Stored data:

* * * *

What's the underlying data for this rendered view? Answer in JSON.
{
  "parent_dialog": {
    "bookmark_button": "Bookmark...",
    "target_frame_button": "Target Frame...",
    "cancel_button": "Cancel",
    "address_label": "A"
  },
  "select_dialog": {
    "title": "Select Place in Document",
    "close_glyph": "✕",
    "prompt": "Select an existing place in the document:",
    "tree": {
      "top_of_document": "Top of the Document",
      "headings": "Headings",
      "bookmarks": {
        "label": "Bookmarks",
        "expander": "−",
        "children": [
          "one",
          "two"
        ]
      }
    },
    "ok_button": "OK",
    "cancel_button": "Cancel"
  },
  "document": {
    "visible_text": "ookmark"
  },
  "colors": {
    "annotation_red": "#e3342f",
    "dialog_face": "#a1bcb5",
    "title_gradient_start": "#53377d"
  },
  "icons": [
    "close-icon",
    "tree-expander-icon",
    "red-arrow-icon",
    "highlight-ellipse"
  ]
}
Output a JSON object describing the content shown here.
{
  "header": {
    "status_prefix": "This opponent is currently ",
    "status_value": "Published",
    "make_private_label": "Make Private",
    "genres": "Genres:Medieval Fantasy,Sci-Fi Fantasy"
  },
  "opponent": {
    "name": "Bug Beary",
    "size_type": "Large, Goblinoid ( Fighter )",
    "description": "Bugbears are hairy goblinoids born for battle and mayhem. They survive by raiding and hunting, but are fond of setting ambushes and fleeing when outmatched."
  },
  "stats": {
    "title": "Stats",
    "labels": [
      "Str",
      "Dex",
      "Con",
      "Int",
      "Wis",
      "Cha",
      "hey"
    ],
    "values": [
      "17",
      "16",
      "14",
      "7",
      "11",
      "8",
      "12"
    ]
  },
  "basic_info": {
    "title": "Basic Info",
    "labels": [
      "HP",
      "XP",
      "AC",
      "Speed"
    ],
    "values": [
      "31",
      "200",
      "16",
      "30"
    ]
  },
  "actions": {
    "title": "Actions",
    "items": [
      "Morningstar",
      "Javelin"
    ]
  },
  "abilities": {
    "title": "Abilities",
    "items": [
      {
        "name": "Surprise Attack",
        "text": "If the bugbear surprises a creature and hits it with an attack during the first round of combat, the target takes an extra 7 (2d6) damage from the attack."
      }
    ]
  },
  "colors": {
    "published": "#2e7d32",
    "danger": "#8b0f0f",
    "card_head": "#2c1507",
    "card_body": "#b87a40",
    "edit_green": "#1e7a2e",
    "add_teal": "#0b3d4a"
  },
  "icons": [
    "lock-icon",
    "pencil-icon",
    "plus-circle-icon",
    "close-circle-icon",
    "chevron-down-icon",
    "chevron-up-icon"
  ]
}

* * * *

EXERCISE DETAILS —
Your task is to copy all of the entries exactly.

RESPONSE AREA —
What's the underlying data for this rendered view? Answer in JSON.
{
  "parent_dialog": {
    "bookmark_button": "Bookmark...",
    "target_frame_button": "Target Frame...",
    "cancel_button": "Cancel",
    "address_label": "A"
  },
  "select_dialog": {
    "title": "Select Place in Document",
    "close_glyph": "✕",
    "prompt": "Select an existing place in the document:",
    "tree": {
      "top_of_document": "Top of the Document",
      "headings": "Headings",
      "bookmarks": {
        "label": "Bookmarks",
        "expander": "−",
        "children": [
          "one",
          "two"
        ]
      }
    },
    "ok_button": "OK",
    "cancel_button": "Cancel"
  },
  "document": {
    "visible_text": "ookmark"
  },
  "colors": {
    "annotation_red": "#e3342f",
    "dialog_face": "#a1bcb5",
    "title_gradient_start": "#53377d"
  },
  "icons": [
    "close-icon",
    "tree-expander-icon",
    "red-arrow-icon",
    "highlight-ellipse"
  ]
}
Output a JSON object describing the content shown here.
{
  "header": {
    "status_prefix": "This opponent is currently ",
    "status_value": "Published",
    "make_private_label": "Make Private",
    "genres": "Genres:Medieval Fantasy,Sci-Fi Fantasy"
  },
  "opponent": {
    "name": "Bug Beary",
    "size_type": "Large, Goblinoid ( Fighter )",
    "description": "Bugbears are hairy goblinoids born for battle and mayhem. They survive by raiding and hunting, but are fond of setting ambushes and fleeing when outmatched."
  },
  "stats": {
    "title": "Stats",
    "labels": [
      "Str",
      "Dex",
      "Con",
      "Int",
      "Wis",
      "Cha",
      "hey"
    ],
    "values": [
      "17",
      "16",
      "14",
      "7",
      "11",
      "8",
      "12"
    ]
  },
  "basic_info": {
    "title": "Basic Info",
    "labels": [
      "HP",
      "XP",
      "AC",
      "Speed"
    ],
    "values": [
      "31",
      "200",
      "16",
      "30"
    ]
  },
  "actions": {
    "title": "Actions",
    "items": [
      "Morningstar",
      "Javelin"
    ]
  },
  "abilities": {
    "title": "Abilities",
    "items": [
      {
        "name": "Surprise Attack",
        "text": "If the bugbear surprises a creature and hits it with an attack during the first round of combat, the target takes an extra 7 (2d6) damage from the attack."
      }
    ]
  },
  "colors": {
    "published": "#2e7d32",
    "danger": "#8b0f0f",
    "card_head": "#2c1507",
    "card_body": "#b87a40",
    "edit_green": "#1e7a2e",
    "add_teal": "#0b3d4a"
  },
  "icons": [
    "lock-icon",
    "pencil-icon",
    "plus-circle-icon",
    "close-circle-icon",
    "chevron-down-icon",
    "chevron-up-icon"
  ]
}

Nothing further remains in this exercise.